§ About this task:
Each record is to be printed again exactly, though not its pictures.

§ Excerpts from an interface dataset:
* * *

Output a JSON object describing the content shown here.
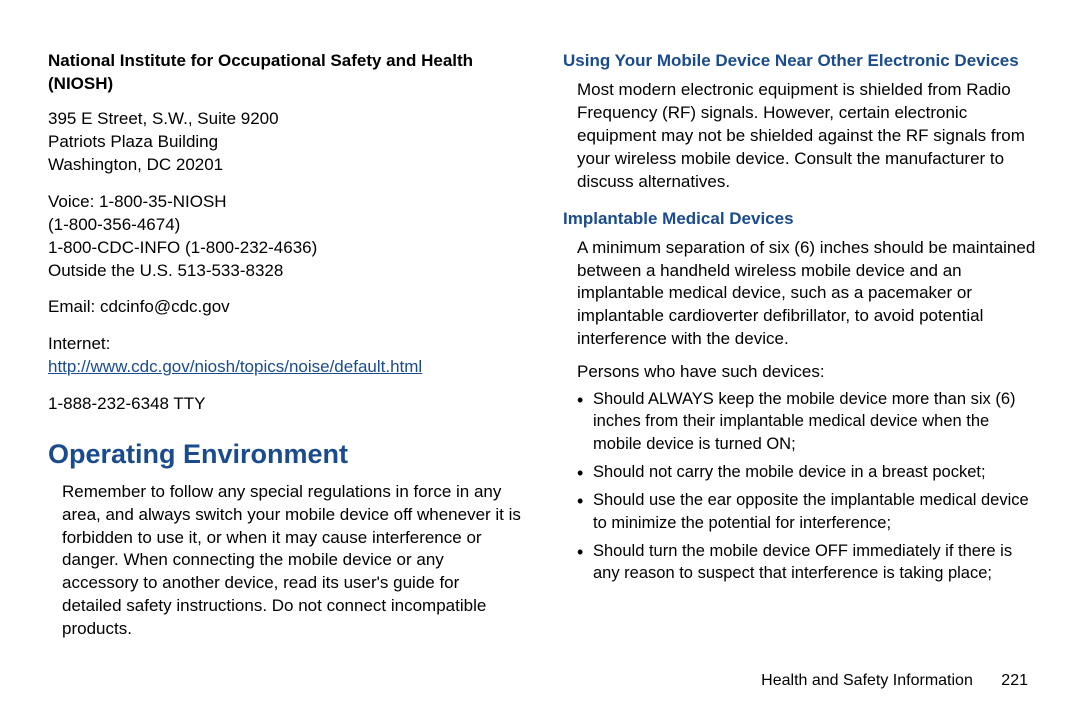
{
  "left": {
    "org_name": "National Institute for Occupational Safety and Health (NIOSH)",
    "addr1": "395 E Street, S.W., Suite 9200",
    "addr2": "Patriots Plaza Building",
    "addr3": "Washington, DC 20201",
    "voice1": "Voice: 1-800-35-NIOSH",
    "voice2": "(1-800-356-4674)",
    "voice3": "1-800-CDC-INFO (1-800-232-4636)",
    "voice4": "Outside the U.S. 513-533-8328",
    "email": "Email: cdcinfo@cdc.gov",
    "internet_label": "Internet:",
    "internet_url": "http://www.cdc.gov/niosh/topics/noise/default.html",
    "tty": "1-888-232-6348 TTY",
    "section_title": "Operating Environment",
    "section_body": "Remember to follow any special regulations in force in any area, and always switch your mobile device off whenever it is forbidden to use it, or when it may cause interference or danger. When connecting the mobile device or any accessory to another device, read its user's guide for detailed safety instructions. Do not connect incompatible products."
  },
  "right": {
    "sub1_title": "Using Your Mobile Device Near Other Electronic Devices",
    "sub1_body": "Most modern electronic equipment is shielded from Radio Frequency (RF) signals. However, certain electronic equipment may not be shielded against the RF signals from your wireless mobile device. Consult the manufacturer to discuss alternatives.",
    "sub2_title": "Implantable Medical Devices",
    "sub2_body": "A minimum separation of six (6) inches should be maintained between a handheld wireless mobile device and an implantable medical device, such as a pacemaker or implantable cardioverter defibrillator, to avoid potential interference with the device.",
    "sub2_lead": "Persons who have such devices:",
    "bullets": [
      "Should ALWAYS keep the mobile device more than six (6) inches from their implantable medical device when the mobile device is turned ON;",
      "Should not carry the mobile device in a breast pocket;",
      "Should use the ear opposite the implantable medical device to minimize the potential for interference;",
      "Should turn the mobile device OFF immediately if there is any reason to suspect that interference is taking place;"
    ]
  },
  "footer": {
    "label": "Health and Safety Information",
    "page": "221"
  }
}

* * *

§ Answer:
Output a JSON object describing the content shown here.
{
  "left": {
    "org_name": "National Institute for Occupational Safety and Health (NIOSH)",
    "addr1": "395 E Street, S.W., Suite 9200",
    "addr2": "Patriots Plaza Building",
    "addr3": "Washington, DC 20201",
    "voice1": "Voice: 1-800-35-NIOSH",
    "voice2": "(1-800-356-4674)",
    "voice3": "1-800-CDC-INFO (1-800-232-4636)",
    "voice4": "Outside the U.S. 513-533-8328",
    "email": "Email: cdcinfo@cdc.gov",
    "internet_label": "Internet:",
    "internet_url": "http://www.cdc.gov/niosh/topics/noise/default.html",
    "tty": "1-888-232-6348 TTY",
    "section_title": "Operating Environment",
    "section_body": "Remember to follow any special regulations in force in any area, and always switch your mobile device off whenever it is forbidden to use it, or when it may cause interference or danger. When connecting the mobile device or any accessory to another device, read its user's guide for detailed safety instructions. Do not connect incompatible products."
  },
  "right": {
    "sub1_title": "Using Your Mobile Device Near Other Electronic Devices",
    "sub1_body": "Most modern electronic equipment is shielded from Radio Frequency (RF) signals. However, certain electronic equipment may not be shielded against the RF signals from your wireless mobile device. Consult the manufacturer to discuss alternatives.",
    "sub2_title": "Implantable Medical Devices",
    "sub2_body": "A minimum separation of six (6) inches should be maintained between a handheld wireless mobile device and an implantable medical device, such as a pacemaker or implantable cardioverter defibrillator, to avoid potential interference with the device.",
    "sub2_lead": "Persons who have such devices:",
    "bullets": [
      "Should ALWAYS keep the mobile device more than six (6) inches from their implantable medical device when the mobile device is turned ON;",
      "Should not carry the mobile device in a breast pocket;",
      "Should use the ear opposite the implantable medical device to minimize the potential for interference;",
      "Should turn the mobile device OFF immediately if there is any reason to suspect that interference is taking place;"
    ]
  },
  "footer": {
    "label": "Health and Safety Information",
    "page": "221"
  }
}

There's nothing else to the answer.